It’s not always the smartest people that are the most successful or the most fulfilled in life. You probably know people who are academically brilliant and yet are socially inept and unsuccessful at work or in their personal relationships. Psychologists generally agree that among the components of success, IQ counts for roughly 10-20%; the rest depends on EQ and other factors.

The concept of Emotional Intelligence (EQ) englobes five main competences which have a direct impact on the work climate:

–         Self-Awareness

–         Self-Regulation

–         Motivation

–         Empathy

–         Social Skills

People with high emotional intelligence master these different skills. They understand their own emotions and know how to react to them, but not only! They also have the ability to understand other’s feelings and to adapt themselves to the people around them.

While working in the service industry, especially when having high contact with the clients, you are asked to manage your emotions, to hide them and to keep smiling whatever happens; the client is always right. During my first internship working as a waitress, I found it very hard not to show my emotions, not to make difficult clients feel that I wasn’t happy with the way they were talking to me or with what they were requesting. You know why it was hard? Because I was trying to hide my emotions without first taking the time to understand them.

The first step in improving your EQ is to recognize your emotions, understand the root cause of your feelings and how you react to them. Once you understand that, you can start working on improving your self-regulations, not before.

People with high EQ are usually successful at managing. Why? Because they’re the ones that others want on their team. When people with high EQ ask something, it gets answered.
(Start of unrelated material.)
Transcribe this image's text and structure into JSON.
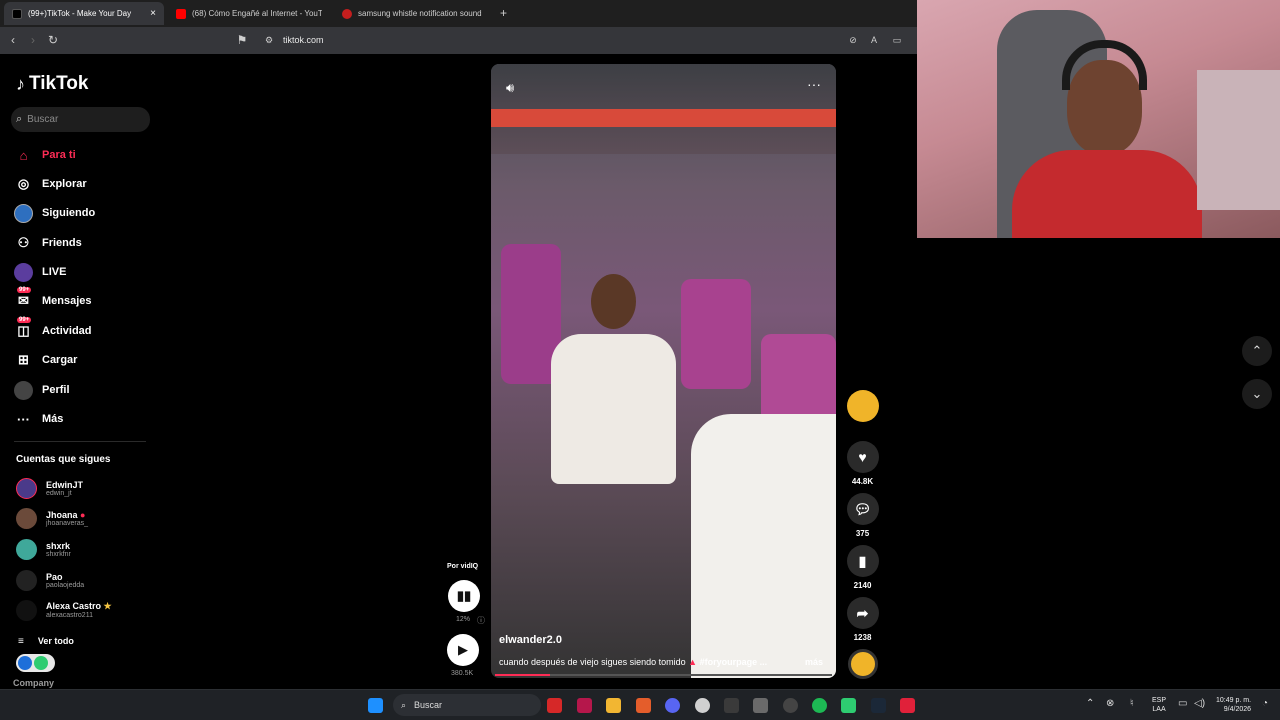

When they need support, they get it. Because they make others feel good, they go through life much more positively and easily than people who get quickly angry or who openly react to their feelings.

And now think about it… Think about the people I just described; someone who not only knows himself but who also tries to understand others. Isn’t it the perfect leader? Don’t we all want to work for this type of person? For someone able to increase trust and commitment amongst his employees, to foster motivation and innovation?

EQ is a strong indicator of the level of success one can attain in life, both in the personal and business realms. If IQ tests measure logic, mathematics and reasoning, EQ determines how you will use these gifts. Of course, as in all aspects of life, you need a balance. You cannot be successful by only having high IQ or by only being emotionally intelligent. You need to find the right combination.

The good news is that you can develop your EQ!

Once you train your brain by repetitively using new emotional intelligence strategies, emotionally intelligent behaviours become habits.

During our Career Management Programme, “My Leadership My Brand”, we will evaluate your level of EQ, analyse your strengths and weaknesses and work on different strategies to improve them.


Join our CMP programme from June 12th to 16th : My Leadership, My Brand

Manon Maréchal

Manon Maréchal Associate at Lausanne Hospitality Consulting SA

Manon joined LHC as an associate after graduating from Ecole Hôtelière de Lausanne. Her role at LHC involves working on a variety of projects for executive education and consulting. She is also responsible for promoting the Executive Education Career Development Programmes around the globe.

Prior to joining LHC, Manon broadend her experience in hospitality while working in various positions in restaurants and luxurious hotels in Italy and Switzerland. She also gained experience in working for a luxury brand in Geneva where she developed her e-commerce and e-marketing skills.

Manon has Italian and Swiss origins and speaks French, Italian, English and Spanish.

When not in the office, she enjoys spending time with her family and friends, especially around a good “apéro”. She is very active and loves going for a long run in the countryside.